Chrysler Group's Jeep brand will drive over some familiar terrain at the New York Auto Show this week when it introduces a new version of the Jeep Wrangler. It also will branch into new territory with the Jeep Patriot, a car-based sport utility vehicle designed to win new customers to the rugged brand.
The 2007 Wrangler Unlimited is the first four-door version of the Wrangler, the boxy, military-inspired Jeep that went on sale 20 years ago. The Wrangler Unlimited has the proportions of a mid-size SUV with room for five adult passengers.
"Wrangler Unlimited expands the Jeep experience and core values — freedom, adventure, mastery and authenticity — to a broader range of customers who always wanted a Wrangler but also more space and versatility," George Murphy, Chrysler's senior vice president of global marketing, said in a statement. Chrysler is owned by Stuttgart, Germany-based DaimlerChrysler AG.

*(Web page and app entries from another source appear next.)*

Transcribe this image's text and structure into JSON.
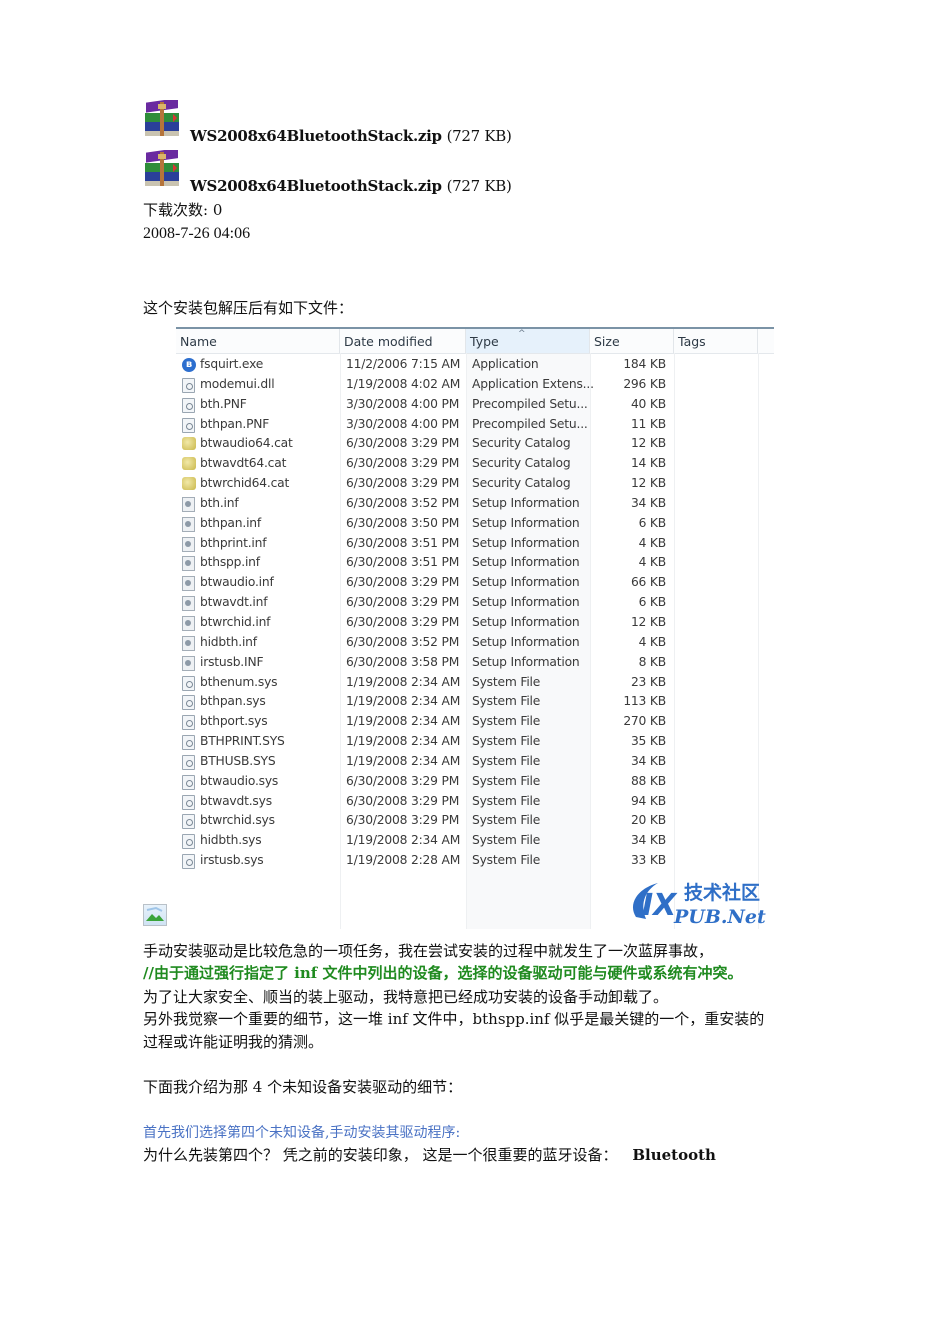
{
  "attachments": [
    {
      "icon": "winrar-archive-icon",
      "filename": "WS2008x64BluetoothStack.zip",
      "size": "(727  KB)"
    },
    {
      "icon": "winrar-archive-icon",
      "filename": "WS2008x64BluetoothStack.zip",
      "size": "(727  KB)"
    }
  ],
  "download_count": "下载次数: 0",
  "posted_time": "2008-7-26 04:06",
  "intro": "这个安装包解压后有如下文件：",
  "explorer": {
    "columns": [
      "Name",
      "Date modified",
      "Type",
      "Size",
      "Tags"
    ],
    "sorted_column": "Type",
    "files": [
      {
        "icon": "bluetooth",
        "name": "fsquirt.exe",
        "date": "11/2/2006 7:15 AM",
        "type": "Application",
        "size": "184 KB"
      },
      {
        "icon": "file",
        "name": "modemui.dll",
        "date": "1/19/2008 4:02 AM",
        "type": "Application Extens...",
        "size": "296 KB"
      },
      {
        "icon": "file",
        "name": "bth.PNF",
        "date": "3/30/2008 4:00 PM",
        "type": "Precompiled Setu...",
        "size": "40 KB"
      },
      {
        "icon": "file",
        "name": "bthpan.PNF",
        "date": "3/30/2008 4:00 PM",
        "type": "Precompiled Setu...",
        "size": "11 KB"
      },
      {
        "icon": "catalog",
        "name": "btwaudio64.cat",
        "date": "6/30/2008 3:29 PM",
        "type": "Security Catalog",
        "size": "12 KB"
      },
      {
        "icon": "catalog",
        "name": "btwavdt64.cat",
        "date": "6/30/2008 3:29 PM",
        "type": "Security Catalog",
        "size": "14 KB"
      },
      {
        "icon": "catalog",
        "name": "btwrchid64.cat",
        "date": "6/30/2008 3:29 PM",
        "type": "Security Catalog",
        "size": "12 KB"
      },
      {
        "icon": "inf",
        "name": "bth.inf",
        "date": "6/30/2008 3:52 PM",
        "type": "Setup Information",
        "size": "34 KB"
      },
      {
        "icon": "inf",
        "name": "bthpan.inf",
        "date": "6/30/2008 3:50 PM",
        "type": "Setup Information",
        "size": "6 KB"
      },
      {
        "icon": "inf",
        "name": "bthprint.inf",
        "date": "6/30/2008 3:51 PM",
        "type": "Setup Information",
        "size": "4 KB"
      },
      {
        "icon": "inf",
        "name": "bthspp.inf",
        "date": "6/30/2008 3:51 PM",
        "type": "Setup Information",
        "size": "4 KB"
      },
      {
        "icon": "inf",
        "name": "btwaudio.inf",
        "date": "6/30/2008 3:29 PM",
        "type": "Setup Information",
        "size": "66 KB"
      },
      {
        "icon": "inf",
        "name": "btwavdt.inf",
        "date": "6/30/2008 3:29 PM",
        "type": "Setup Information",
        "size": "6 KB"
      },
      {
        "icon": "inf",
        "name": "btwrchid.inf",
        "date": "6/30/2008 3:29 PM",
        "type": "Setup Information",
        "size": "12 KB"
      },
      {
        "icon": "inf",
        "name": "hidbth.inf",
        "date": "6/30/2008 3:52 PM",
        "type": "Setup Information",
        "size": "4 KB"
      },
      {
        "icon": "inf",
        "name": "irstusb.INF",
        "date": "6/30/2008 3:58 PM",
        "type": "Setup Information",
        "size": "8 KB"
      },
      {
        "icon": "file",
        "name": "bthenum.sys",
        "date": "1/19/2008 2:34 AM",
        "type": "System File",
        "size": "23 KB"
      },
      {
        "icon": "file",
        "name": "bthpan.sys",
        "date": "1/19/2008 2:34 AM",
        "type": "System File",
        "size": "113 KB"
      },
      {
        "icon": "file",
        "name": "bthport.sys",
        "date": "1/19/2008 2:34 AM",
        "type": "System File",
        "size": "270 KB"
      },
      {
        "icon": "file",
        "name": "BTHPRINT.SYS",
        "date": "1/19/2008 2:34 AM",
        "type": "System File",
        "size": "35 KB"
      },
      {
        "icon": "file",
        "name": "BTHUSB.SYS",
        "date": "1/19/2008 2:34 AM",
        "type": "System File",
        "size": "34 KB"
      },
      {
        "icon": "file",
        "name": "btwaudio.sys",
        "date": "6/30/2008 3:29 PM",
        "type": "System File",
        "size": "88 KB"
      },
      {
        "icon": "file",
        "name": "btwavdt.sys",
        "date": "6/30/2008 3:29 PM",
        "type": "System File",
        "size": "94 KB"
      },
      {
        "icon": "file",
        "name": "btwrchid.sys",
        "date": "6/30/2008 3:29 PM",
        "type": "System File",
        "size": "20 KB"
      },
      {
        "icon": "file",
        "name": "hidbth.sys",
        "date": "1/19/2008 2:34 AM",
        "type": "System File",
        "size": "34 KB"
      },
      {
        "icon": "file",
        "name": "irstusb.sys",
        "date": "1/19/2008 2:28 AM",
        "type": "System File",
        "size": "33 KB"
      }
    ],
    "watermark": {
      "left": "IX",
      "cn": "技术社区",
      "right": "PUB.Net"
    }
  },
  "body": {
    "p1": "手动安装驱动是比较危急的一项任务，我在尝试安装的过程中就发生了一次蓝屏事故，",
    "p2_green": "//由于通过强行指定了  inf 文件中列出的设备，选择的设备驱动可能与硬件或系统有冲突。",
    "p3": "为了让大家安全、顺当的装上驱动，我特意把已经成功安装的设备手动卸载了。",
    "p4_line1": "另外我觉察一个重要的细节，这一堆 inf 文件中，bthspp.inf 似乎是最关键的一个，重安装的",
    "p4_line2": "过程或许能证明我的猜测。",
    "p5": "下面我介绍为那 4 个未知设备安装驱动的细节：",
    "p6_blue": "首先我们选择第四个未知设备,手动安装其驱动程序:",
    "p7": "为什么先装第四个？  凭之前的安装印象，  这是一个很重要的蓝牙设备：",
    "p7_bold": "Bluetooth"
  },
  "colors": {
    "green_text": "#1f8a1f",
    "blue_text": "#4a72c4",
    "watermark_blue": "#2f6fc7"
  }
}
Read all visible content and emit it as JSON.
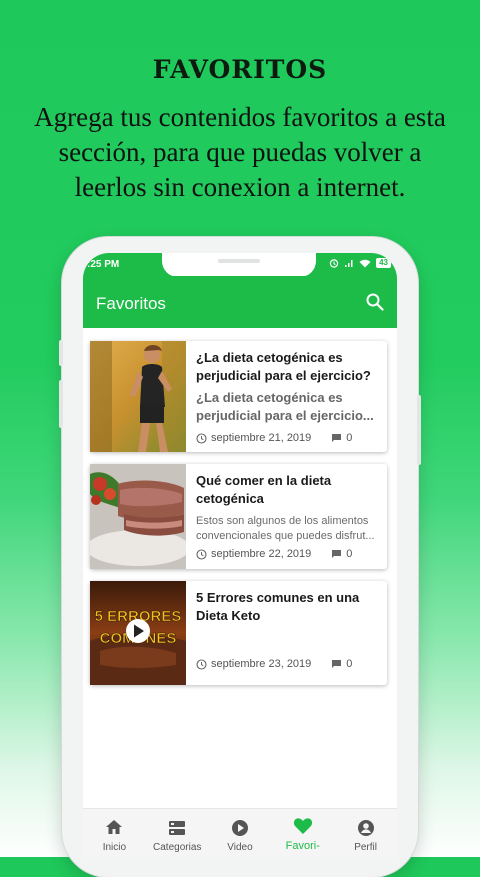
{
  "promo": {
    "title": "FAVORITOS",
    "subtitle": "Agrega tus contenidos favoritos a esta sección, para que puedas volver a leerlos sin conexion a internet."
  },
  "status_bar": {
    "time": ":25 PM",
    "battery": "43"
  },
  "app_bar": {
    "title": "Favoritos",
    "search_icon": "search-icon"
  },
  "articles": [
    {
      "title": "¿La dieta cetogénica es perjudicial para el ejercicio?",
      "excerpt": "¿La dieta cetogénica es perjudicial para el ejercicio...",
      "date": "septiembre 21, 2019",
      "comments": "0"
    },
    {
      "title": "Qué comer en la dieta cetogénica",
      "excerpt": "Estos son algunos de los alimentos convencionales que puedes disfrut...",
      "date": "septiembre 22, 2019",
      "comments": "0"
    },
    {
      "title": "5 Errores comunes en una Dieta Keto",
      "excerpt": "",
      "date": "septiembre 23, 2019",
      "comments": "0",
      "thumb_text_1": "5 ERRORES",
      "thumb_text_2": "COMUNES"
    }
  ],
  "bottom_nav": [
    {
      "label": "Inicio",
      "icon": "home-icon"
    },
    {
      "label": "Categorias",
      "icon": "categories-icon"
    },
    {
      "label": "Video",
      "icon": "play-circle-icon"
    },
    {
      "label": "Favori-",
      "icon": "heart-icon",
      "active": true
    },
    {
      "label": "Perfil",
      "icon": "account-icon"
    }
  ],
  "colors": {
    "brand_green": "#1dbb48",
    "bg_green": "#22cc5e"
  }
}
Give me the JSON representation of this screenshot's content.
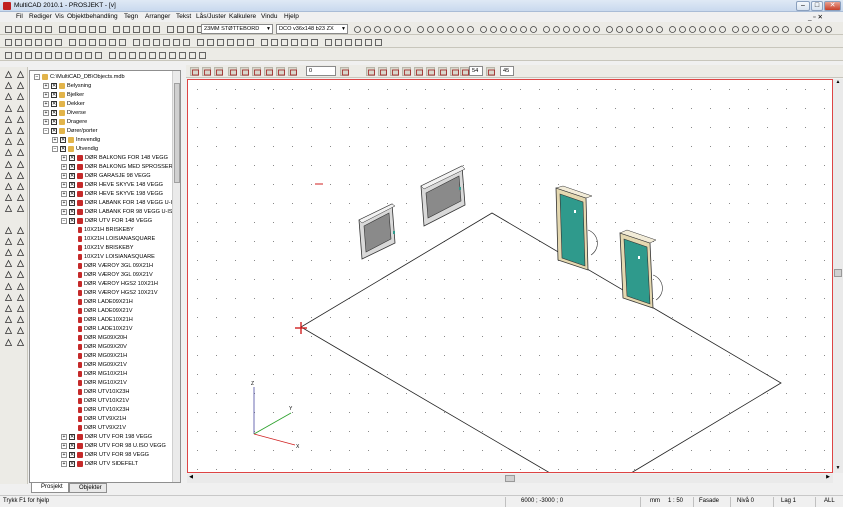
{
  "window": {
    "title": "MultiCAD 2010.1 - PROSJEKT - [v]",
    "controls": [
      "–",
      "□",
      "✕"
    ]
  },
  "menu": [
    "Fil",
    "Rediger",
    "Vis",
    "Objektbehandling",
    "Tegn",
    "Arranger",
    "Tekst",
    "Lås/Juster",
    "Kalkulere",
    "Vindu",
    "Hjelp"
  ],
  "toolbar": {
    "layer_select": "23MM STØTTEBORD",
    "object_select": "DCO v36x148 b23 ZX"
  },
  "view_toolbar": {
    "angle_value": "0",
    "field1": "54",
    "field2": "45"
  },
  "tree": {
    "root": "C:\\MultiCAD_DB\\Objects.mdb",
    "categories": [
      "Belysning",
      "Bjelker",
      "Dekker",
      "Diverse",
      "Dragere",
      "Dører/porter"
    ],
    "sub_doors": [
      "Innvendig",
      "Utvendig"
    ],
    "outer_groups_top": [
      "DØR BALKONG FOR 148 VEGG",
      "DØR BALKONG MED SPROSSER",
      "DØR GARASJE 98 VEGG",
      "DØR HEVE SKYVE 148 VEGG",
      "DØR HEVE SKYVE 198 VEGG",
      "DØR LABANK FOR 148 VEGG U-ISO",
      "DØR LABANK FOR 98 VEGG U-ISO",
      "DØR UTV FOR 148 VEGG"
    ],
    "items": [
      "10X21H BRISKEBY",
      "10X21H LOISIANASQUARE",
      "10X21V BRISKEBY",
      "10X21V LOISIANASQUARE",
      "DØR VÆROY 3GL 09X21H",
      "DØR VÆROY 3GL 09X21V",
      "DØR VÆROY HGS2 10X21H",
      "DØR VÆROY HGS2 10X21V",
      "DØR LADE09X21H",
      "DØR LADE09X21V",
      "DØR LADE10X21H",
      "DØR LADE10X21V",
      "DØR MG09X20H",
      "DØR MG09X20V",
      "DØR MG09X21H",
      "DØR MG09X21V",
      "DØR MG10X21H",
      "DØR MG10X21V",
      "DØR UTV10X23H",
      "DØR UTV10X21V",
      "DØR UTV10X23H",
      "DØR UTV9X21H",
      "DØR UTV9X21V"
    ],
    "outer_groups_bottom": [
      "DØR UTV FOR 198 VEGG",
      "DØR UTV FOR 98 U.ISO VEGG",
      "DØR UTV FOR 98 VEGG",
      "DØR UTV SIDEFELT"
    ]
  },
  "tabs": [
    "Prosjekt",
    "Objekter"
  ],
  "canvas": {
    "axis_labels": [
      "Z",
      "Y",
      "X"
    ]
  },
  "status": {
    "help": "Trykk F1 for hjelp",
    "coords": "6000 ; -3000 ; 0",
    "unit": "mm",
    "scale": "1 : 50",
    "view": "Fasade",
    "level": "Nivå 0",
    "layer": "Lag 1",
    "mode": "ALL"
  },
  "colors": {
    "door_panel": "#2f9a8c",
    "door_frame": "#e4d8b0",
    "window_glass": "#8a8a8a",
    "canvas_border": "#dd4444"
  }
}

Chrysler says the Wrangler Unlimited will be the only four-door convertible on the market and will have a new, three-piece hard top that can be configured for open-air driving. It comes with a flat-folding rear seat for more cargo space and standard electronic stability control to prevent rollovers. Chrysler said it stiffened the body for a more refined ride, but the Wrangler Unlimited still is trail-rated for off-roading.
The Wrangler Unlimited is scheduled to arrive in showrooms this fall and will be sold overseas early next year.
At the other end of the spectrum is the 2007 Jeep Patriot, a compact SUV with Jeep's signature round headlights and seven-slot grille but without the standard four-wheel-drive and trail rating. Four-wheel-drive is available, but only as part of an off-road package.
The major difference is in the underpinnings. The Patriot is built on a car platform, rather than Jeep's standard truck platform, and Chrysler says it is designed to have the performance, handling and price of a compact car with the interior flexibility of an SUV.
Although pricing hasn't been announced, the Patriot is expected to be priced below the Jeep Liberty SUV, which is slightly larger than the Patriot but less boxy and starts at $21,190. The Patriot will arrive in U.S. showrooms at the end of this year and in international markets in the first half of 2007.
Chrysler showed a concept version of the Patriot at the Frankfurt Auto Show last fall. At the time, Chrysler Chief Executive Tom LaSorda said the Patriot and another concept, the Jeep Compass crossover, were the result of much soul-searching about how to attract new customers to the 60-year-old brand.
"With this brand, we need some market share," LaSorda said.
Jeep's U.S. sales were up 12 percent last year after the full-size Jeep Commander hit the market. But Chrysler is aiming for bigger things. The division hopes to double its European market share — now at less than 1 percent — by 2009.
Rebecca Lindland, an auto analyst with the consulting firm Global Insight, equated the launch of the Patriot to the furor that erupted when Porsche introduced the Cayenne SUV.
"All the purists said, 'This is the worst possible thing you could do to the brand,'" she said. But the Cayenne has sold well, and Porsche's U.S. sales were up 26 percent in the first quarter of this year, according to data from the Power Information Network.
Lindland said the Patriot keeps the look of the Jeep brand but should help the company reach new customers who wouldn't otherwise consider a Jeep.
"From a business standpoint, it's really tough for a brand these days to be known as just one thing," Lindland said.
The only risk with the Patriot is that it will eat into sales of the Jeep Liberty, she said, but she said she expects Chrysler has built that assumption into its business plan.